Tobacco Executives Perplexed That Drug Chain Won’t Sell Their Drug
Woonsocket, Rhode Island, February 6 – The heads of America’s largest tobacco companies are scratching their heads at a decision by CVS, the nation’s largest pharmacy chain, to stop selling cigarettes, wondering why the drug they sell is somehow different from all the others.
CVS announced yesterday that as of October 1 it would cease to stock cigarettes, which represent $1.5 billion annually in revenue. The company announced the move as part of a strategic shift toward a healthier image. Executives from RJ Reynolds, Altria, and British American Tobacco, three of the world’s largest cigarette sellers, professed confusion over the move, noting that the active ingredient in product they manufacture is nicotine, a bona fide drug.
“We are as yet unsure how to formally react,” said a Vice President at Altria who spoke on condition of anonymity. “I mean, tobacco is basically nicotine in smoking form, and nicotine is a drug. CVS is a drug store. They sell drugs. What am I missing here?”
CVS’s 7,600 retail outlets represent the US’s largest pharmacy network. Recent years have seen the chain offer an increasing variety of low-cost healthcare services, attracting consumers and insurance providers alike with costs noticeably lower than those at hospitals and health clinics. In keeping with its emerging image as health-oriented, CVS elected to forgo the tobacco revenue in favor of a more wellness-friendly image that it calculates will more than make up for the loss in sales. However, the pharmacies will still sell such dangerous items as razor blades and abuse-prone substances, which the tobacco executives see as puzzling.
“They sell cosmetics, some of which can be positively lethal if ingested, so clearly this isn’t a health-based decision,” said a British-American Tobacco VP. “And they traffic heavily in greasy, salty, fatty, and sugary snack foods, which means that any claim that the move is specifically motivated by long-term health concerns doesn’t seem to hold up,” he added.

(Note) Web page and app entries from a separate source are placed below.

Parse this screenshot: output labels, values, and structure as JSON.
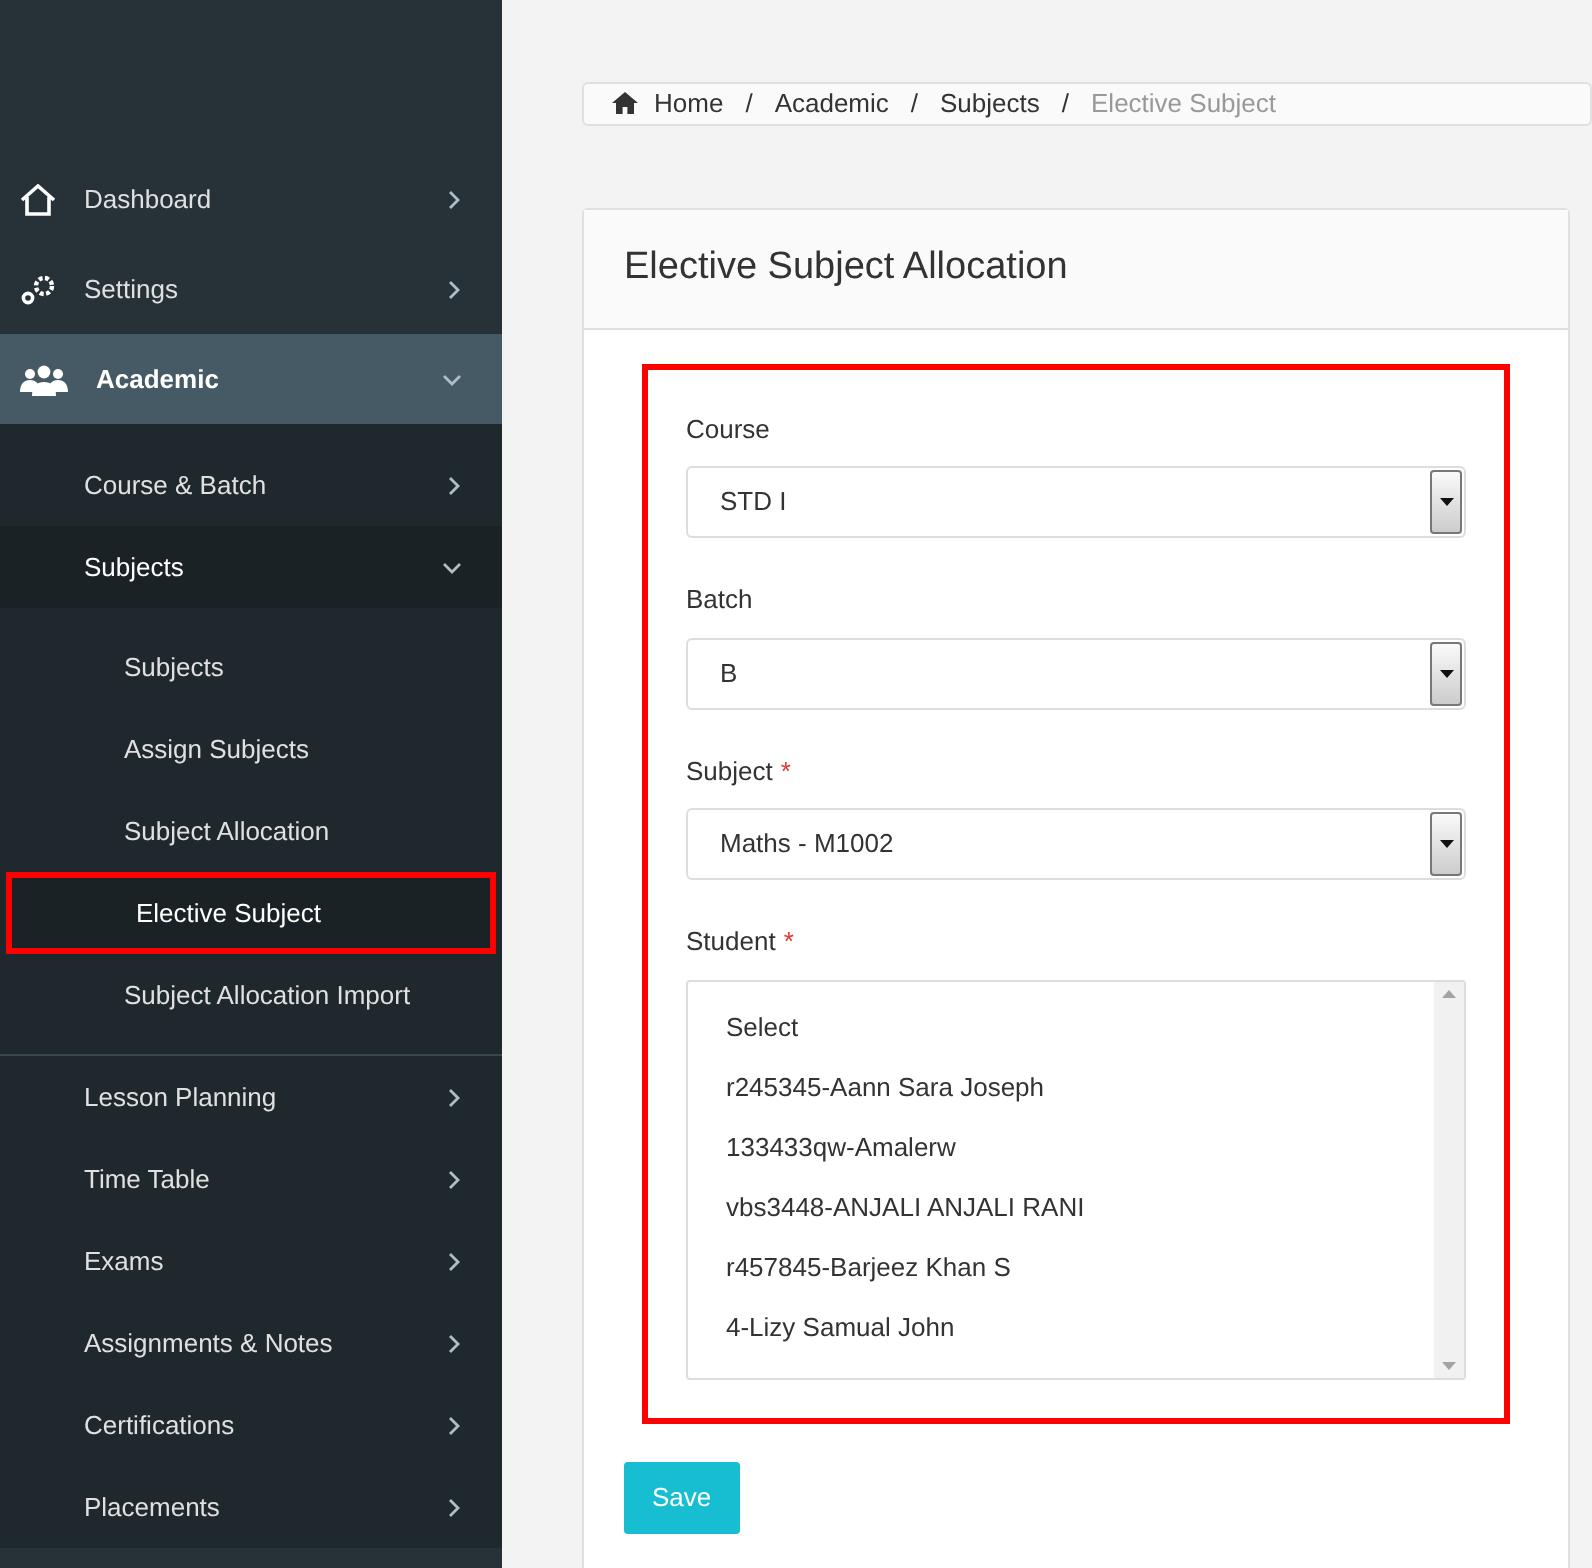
{
  "sidebar": {
    "items": [
      {
        "label": "Dashboard",
        "expanded": false,
        "selected": false
      },
      {
        "label": "Settings",
        "expanded": false,
        "selected": false
      },
      {
        "label": "Academic",
        "expanded": true,
        "selected": true,
        "children": [
          {
            "label": "Course & Batch",
            "expanded": false,
            "selected": false
          },
          {
            "label": "Subjects",
            "expanded": true,
            "selected": true,
            "children": [
              {
                "label": "Subjects",
                "selected": false,
                "highlighted": false
              },
              {
                "label": "Assign Subjects",
                "selected": false,
                "highlighted": false
              },
              {
                "label": "Subject Allocation",
                "selected": false,
                "highlighted": false
              },
              {
                "label": "Elective Subject",
                "selected": true,
                "highlighted": true
              },
              {
                "label": "Subject Allocation Import",
                "selected": false,
                "highlighted": false
              }
            ]
          },
          {
            "label": "Lesson Planning",
            "expanded": false,
            "selected": false
          },
          {
            "label": "Time Table",
            "expanded": false,
            "selected": false
          },
          {
            "label": "Exams",
            "expanded": false,
            "selected": false
          },
          {
            "label": "Assignments & Notes",
            "expanded": false,
            "selected": false
          },
          {
            "label": "Certifications",
            "expanded": false,
            "selected": false
          },
          {
            "label": "Placements",
            "expanded": false,
            "selected": false
          }
        ]
      }
    ]
  },
  "breadcrumb": {
    "separator": "/",
    "items": [
      "Home",
      "Academic",
      "Subjects",
      "Elective Subject"
    ]
  },
  "card": {
    "title": "Elective Subject Allocation",
    "highlighted": true,
    "fields": [
      {
        "kind": "select",
        "label": "Course",
        "value": "STD I"
      },
      {
        "kind": "select",
        "label": "Batch",
        "value": "B"
      },
      {
        "kind": "select",
        "label": "Subject",
        "required_mark": "*",
        "value": "Maths - M1002"
      },
      {
        "kind": "listbox",
        "label": "Student",
        "required_mark": "*",
        "options": [
          "Select",
          "r245345-Aann Sara Joseph",
          "133433qw-Amalerw",
          "vbs3448-ANJALI ANJALI RANI",
          "r457845-Barjeez Khan S",
          "4-Lizy Samual John"
        ]
      }
    ],
    "button": "Save"
  }
}
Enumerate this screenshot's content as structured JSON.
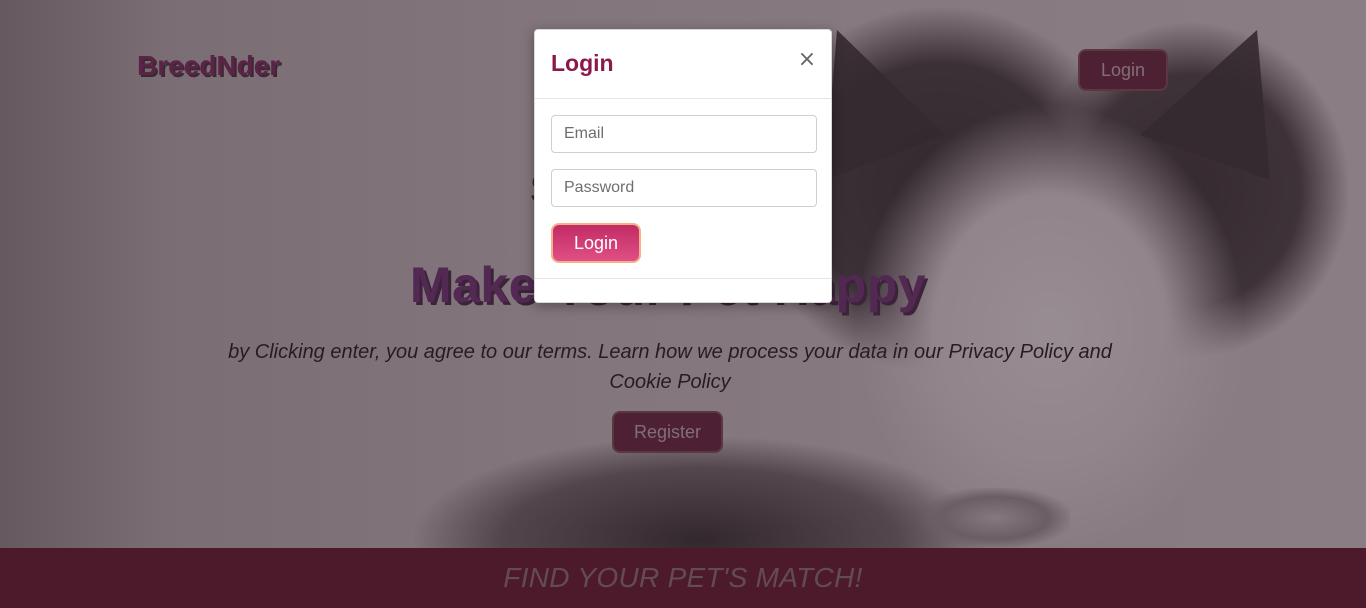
{
  "app": {
    "brand": "BreedNder",
    "nav_login_label": "Login"
  },
  "hero": {
    "subtitle": "S",
    "title": "Make Your Pet Happy",
    "terms": "by Clicking enter, you agree to our terms. Learn how we process your data in our Privacy Policy and Cookie Policy",
    "register_label": "Register"
  },
  "footer": {
    "text": "FIND YOUR PET'S MATCH!"
  },
  "modal": {
    "title": "Login",
    "close_glyph": "×",
    "email_placeholder": "Email",
    "email_value": "",
    "password_placeholder": "Password",
    "password_value": "",
    "submit_label": "Login"
  },
  "colors": {
    "brand": "#7a1f5a",
    "footer_bg": "#5f0d24",
    "modal_title": "#8b1a4a",
    "modal_button": "#d1386f",
    "modal_button_border": "#f4b08b"
  }
}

“It might be some warped considerations of painting tobacco companies as peddlers of evil, but really, why would anybody think that?” wondered the executive.